Me collecting data with a tablet with the preloaded survey. All our data collection is done digitally. This year I had the chance to personally collect data from the youth participating in our annual RUFC Football and Health Camp. We seek to collect data from our campers to help inform and focus our educational efforts and to generate evidence of a sustainable and measurable impact resulting from our programming. Thanks to a strenuous collective effort, led by USC faculty and students and GHN (U) staff, we’ve managed to survey over 300 youth and compile a unique set of data. You can read the final survey report HERE. (Note – our research was approved by the necessary ethics committees in the US and in Uganda.)
RUFC team member surveying an adolescent girl participating in camp.
I feel very lucky to have had the opportunity to participate in the data collection and found great value in the process. By conducting interviews, I personally discovered a deeper connection with, and understanding of, the youth whom we serve.
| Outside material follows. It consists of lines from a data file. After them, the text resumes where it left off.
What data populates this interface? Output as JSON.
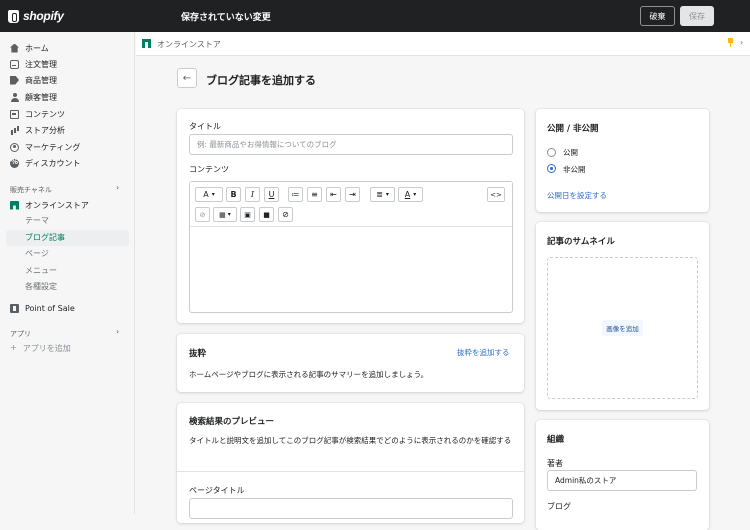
{
  "topbar": {
    "brand": "shopify",
    "unsaved_message": "保存されていない変更",
    "discard_label": "破棄",
    "save_label": "保存"
  },
  "sidebar": {
    "items": [
      {
        "label": "ホーム",
        "icon": "home-icon"
      },
      {
        "label": "注文管理",
        "icon": "orders-icon"
      },
      {
        "label": "商品管理",
        "icon": "tag-icon"
      },
      {
        "label": "顧客管理",
        "icon": "person-icon"
      },
      {
        "label": "コンテンツ",
        "icon": "content-icon"
      },
      {
        "label": "ストア分析",
        "icon": "analytics-icon"
      },
      {
        "label": "マーケティング",
        "icon": "marketing-icon"
      },
      {
        "label": "ディスカウント",
        "icon": "discount-icon"
      }
    ],
    "sales_channels_label": "販売チャネル",
    "online_store_label": "オンラインストア",
    "online_store_subitems": [
      "テーマ",
      "ブログ記事",
      "ページ",
      "メニュー",
      "各種設定"
    ],
    "active_subitem": "ブログ記事",
    "pos_label": "Point of Sale",
    "apps_label": "アプリ",
    "add_app_label": "アプリを追加"
  },
  "breadcrumb": {
    "label": "オンラインストア"
  },
  "page": {
    "title": "ブログ記事を追加する"
  },
  "main_card": {
    "title_label": "タイトル",
    "title_placeholder": "例: 最新商品やお得情報についてのブログ",
    "content_label": "コンテンツ",
    "toolbar_row1": [
      "A",
      "B",
      "I",
      "U",
      "≔",
      "≡",
      "⇤",
      "⇥",
      "≣",
      "A",
      "<>"
    ],
    "toolbar_row2": [
      "🔗",
      "▦",
      "▣",
      "■",
      "⊘"
    ]
  },
  "excerpt_card": {
    "heading": "抜粋",
    "add_link": "抜粋を追加する",
    "description": "ホームページやブログに表示される記事のサマリーを追加しましょう。"
  },
  "seo_card": {
    "heading": "検索結果のプレビュー",
    "description": "タイトルと説明文を追加してこのブログ記事が検索結果でどのように表示されるのかを確認する",
    "page_title_label": "ページタイトル"
  },
  "visibility_card": {
    "heading": "公開 / 非公開",
    "options": [
      "公開",
      "非公開"
    ],
    "selected": "非公開",
    "set_date_link": "公開日を設定する"
  },
  "thumbnail_card": {
    "heading": "記事のサムネイル",
    "add_image_label": "画像を追加"
  },
  "org_card": {
    "heading": "組織",
    "author_label": "著者",
    "author_value": "Admin私のストア",
    "blog_label": "ブログ"
  },
  "colors": {
    "topbar_bg": "#202123",
    "accent_green": "#008060",
    "link_blue": "#2c6ecb"
  }
}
In asking questions regarding their knowledge and beliefs about health and wellness, I was reminded that the reason we fundraise and organize these camps is for the benefit of the youth. Their responses reinforced the need for health education programming and the need for RUFC (and me personally) to continue advocating and fundraising has never been clearer to me.
Me participating on a panel as part of Globemed USC’s annual event. Last March, I served on a panel at USC and the panelists spoke extensively about the disconnect between the benefactor and beneficiary in philanthropy. One of the panelist used the example of an organization purchasing and distributing numerous mosquito nets, only for them to be used as fishing nets. I argued then, and still believe now, that the organization in question was wrong in assuming that malaria was the most pressing problem for this community. Or that their ‘misuse’ of the nets was ill-informed or ‘wrong’. Based on their behavior, I argued, food security or economic income from fish was clearly perceived as more important than the need to sleep under a net. One of the things I have learned over the past five years is that data needs to be collected and communities need to inform any effective programming. This is true for RUFC, there are gaps that lie between us and the communities we seek to assist. Through the data collection and analysis process, I believe we have taken steps towards overcoming that gap. In addition, data collection and analysis is likely to be integral to many of the career paths which I will have to decide between in the coming years. It couldn’t hurt to get a little head start!